Skip to main content
The Official Site of the Calgary Flames

DOME COOKIN'

Flames fired up to take to Saddledome ice against Ducks

by GEORGE JOHNSON @GJohnsonFlames / calgaryflames.com

Michael Frolik holds wistful memories of the off-the-charts Winnipeg Whiteout bedlam inside the MTS Centre two springtimes ago.

Now he's looking forward to the C of Red raising the ante.

He expects the Flames to be greeted by a virtual wall of Dolby Stereo, eardrum-piercing, shake-the-foundations sound tonight.

"Looking back, I still have goosebumps thinking about that playoff in Winnipeg," Frolik said Monday morning, harkening back to the series that welcomed NHL playoff hockey back to the Manitoba capital. "Everybody in white.
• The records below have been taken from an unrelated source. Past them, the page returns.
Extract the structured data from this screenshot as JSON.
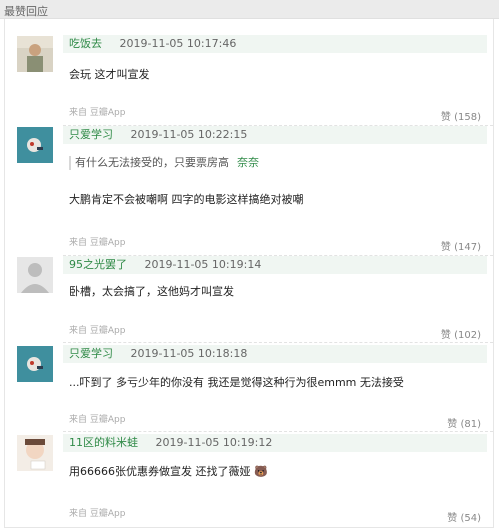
{
  "header": {
    "title": "最赞回应"
  },
  "comments": [
    {
      "username": "吃饭去",
      "time": "2019-11-05 10:17:46",
      "quote": null,
      "quote_author": null,
      "content": "会玩 这才叫宣发",
      "source": "来自 豆瓣App",
      "likes": "赞 (158)"
    },
    {
      "username": "只爱学习",
      "time": "2019-11-05 10:22:15",
      "quote": "有什么无法接受的，只要票房高",
      "quote_author": "奈奈",
      "content": "大鹏肯定不会被嘲啊 四字的电影这样搞绝对被嘲",
      "source": "来自 豆瓣App",
      "likes": "赞 (147)"
    },
    {
      "username": "95之光罢了",
      "time": "2019-11-05 10:19:14",
      "quote": null,
      "quote_author": null,
      "content": "卧槽，太会搞了，这他妈才叫宣发",
      "source": "来自 豆瓣App",
      "likes": "赞 (102)"
    },
    {
      "username": "只爱学习",
      "time": "2019-11-05 10:18:18",
      "quote": null,
      "quote_author": null,
      "content": "...吓到了 多亏少年的你没有 我还是觉得这种行为很emmm 无法接受",
      "source": "来自 豆瓣App",
      "likes": "赞 (81)"
    },
    {
      "username": "11区的料米蛙",
      "time": "2019-11-05 10:19:12",
      "quote": null,
      "quote_author": null,
      "content": "用66666张优惠券做宣发 还找了薇娅 🐻",
      "source": "来自 豆瓣App",
      "likes": "赞 (54)"
    }
  ]
}
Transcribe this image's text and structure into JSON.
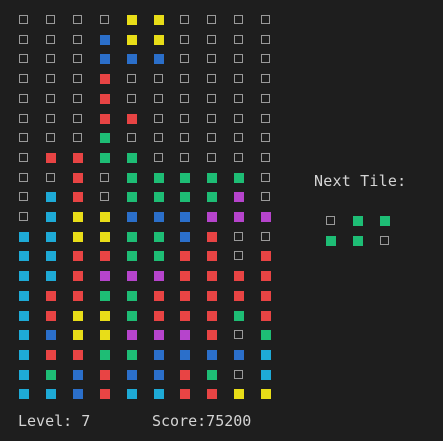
{
  "colors": {
    "yellow": "#e8dd18",
    "blue": "#2b6fca",
    "red": "#e84444",
    "green": "#1ebd75",
    "cyan": "#1eaad6",
    "magenta": "#b644cc",
    "empty_border": "#9a9a9a",
    "background": "#1e1e1e",
    "text": "#d4d4d4"
  },
  "board": {
    "columns": 10,
    "rows": 20,
    "cells": [
      "....YY....",
      "...BYY....",
      "...BBB....",
      "...R......",
      "...R......",
      "...RR.....",
      "...G......",
      ".RRGG.....",
      "..R.GGGGG.",
      ".CR.GGGGM.",
      ".CYYBBBMMM",
      "CCYYGGBR..",
      "CCRRGGRR.R",
      "CCRMMMRRRR",
      "CRRGGRRRRR",
      "CRYYGRRRGR",
      "CBYYMMMR.G",
      "CRRGGBBBBC",
      "CGBRBBRG.C",
      "CCBRCCRRYY"
    ]
  },
  "next_tile": {
    "label": "Next Tile:",
    "columns": 3,
    "rows": 2,
    "cells": [
      ".GG",
      "GG."
    ]
  },
  "status": {
    "level_text": "Level: 7",
    "score_text": "Score:75200"
  }
}
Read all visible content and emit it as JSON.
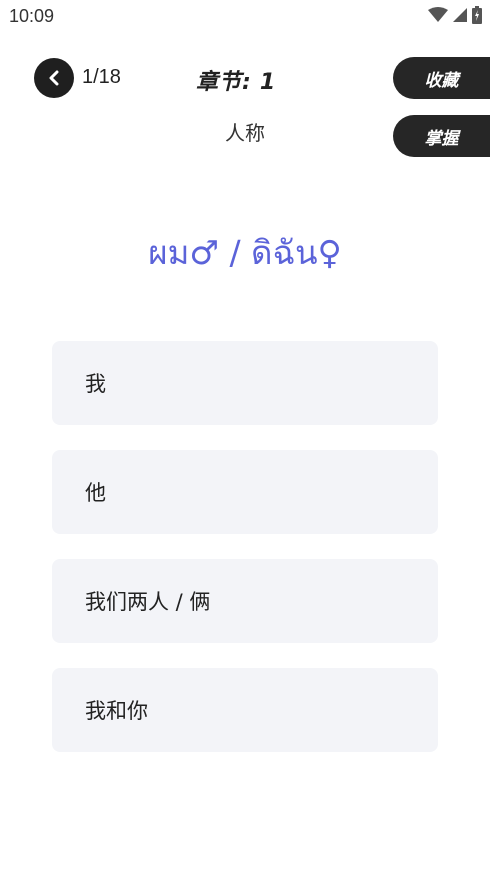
{
  "status": {
    "time": "10:09"
  },
  "header": {
    "progress": "1/18",
    "chapter_label": "章节:",
    "chapter_number": "1",
    "subtitle": "人称",
    "favorite_label": "收藏",
    "master_label": "掌握"
  },
  "question": {
    "word": "ผม♂ / ดิฉัน♀"
  },
  "options": [
    {
      "label": "我"
    },
    {
      "label": "他"
    },
    {
      "label": "我们两人 / 俩"
    },
    {
      "label": "我和你"
    }
  ],
  "colors": {
    "accent": "#5b63d9",
    "dark": "#262626",
    "option_bg": "#f3f4f8"
  }
}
Even during the warm-up they were cheering 'Go Jets go!' You couldn't hear yourself think.

"It was crazy.

"That's why a big start is important for us tonight. We want to get our fans into it right away. You can build on that.

"I can't wait to see what it's like.

"We're looking for big energy, big juice.

"When the crowd's going, it energizes you. Every hit, every play you make. Every good thing you do. It gets louder and louder, more and more.

"That's the best I've ever experienced, that year in Winnipeg.

"I'm expecting our fans to be as loud, or louder."

Kris Versteeg soaked in the nuthouse atmosphere of the second incarnation of the Madhouse on Madison during his Stanley Cup years outfitted in Blackhawks apparel.

"I remember back in 2009 at the United Centre it was one of the craziest atmospheres you've ever seen, in your entire life,'' he reminisced.

"It's something guys will remember their whole lives. In the Calgary series and then Vancouver, we were riding the wave of the home crowd.

"We're looking forward to doing that tonight.

"Everybody benefits from it but the crowd gets certain players more engaged in a game. I say you watch out for Micheal Ferland tonight."

With Game 3 on deck and the ramifications beyond debate, the 19,000-plus can play their part.

"With the series being so tight the guys are excited about the crowd giving us a little extra juice,'' chimed in coach Glen Gulutzan.

"It's been a tough, hard-fought series so I think the crowd's going to play a factor, for sure.

"I can tell in there (the dressing room), that everybody feels it, the buzz around the city. I know we'll have some juice."

In pinpointing a series microcosm look no further than the ongoing duel between Versteeg and Anaheim's Corey Perry. Lined up against each other throughout the first two games, the rancour - prodding, chirping, baiting - has been

Perry, of course, owns a richly-deserved reputation for being as welcoming as a bed of nails.

"Oh, I think I can be really annoying, too,'' protested Versteeg. "I think I can be super annoying.

"Whoever I line up against on the other side I want to battle.

"Whoever's there, I'm going to go like that.

"I'm sure if both of us were mic-ed, you guys would have a good chuckle. Good thing we've never been mic-ed.

"I'm not giving any version. I'll leave it up to everyone's imagination.

"It's fun. I love it.

"It's competitive. I know I won't give an inch and vice versa."

For their part, the Ducks are steeling themselves for a Storm-the-Bastille approach around 8:07 or so, after the final strains of O Canada have been sung.

"It's a matter of what we do,'' reasoned Perry. "We know they're going to come out hard. They're going to be strong. They're going to be hungry.

"We want to have a strong start. We know they're going to have a strong push. It's about keeping our emotions, keeping our discipline, staying calm. Don't get out of sorts. Keep going the right way and good things are going to happen.

"The first five minutes are going to be crucial in this game."

Desperately unlucky not to be at least on even terms heading into this swing Game 3, Gulutzan admits a few areas need sprucing up and upgrading this evening.

A sturdier start.

Improved discipline.

A more voracious appetite in seizing opportunities off rebounds and second chances.

And, maybe, if the notoriously fickle Hockey Gods have the slightest bit of decency or sense of fair play in them, a bounce or two.

"We haven't got any puck luck,'' agreed the boss. "One of the things we talked about is how you win in the playoffs … overtime games, you gotta be hard on the blue, at the bluelines and in the blue paint.

"But you need puck-luck.

"We just gotta keep working. That can change. To get some puck luck you have to work through it."

View More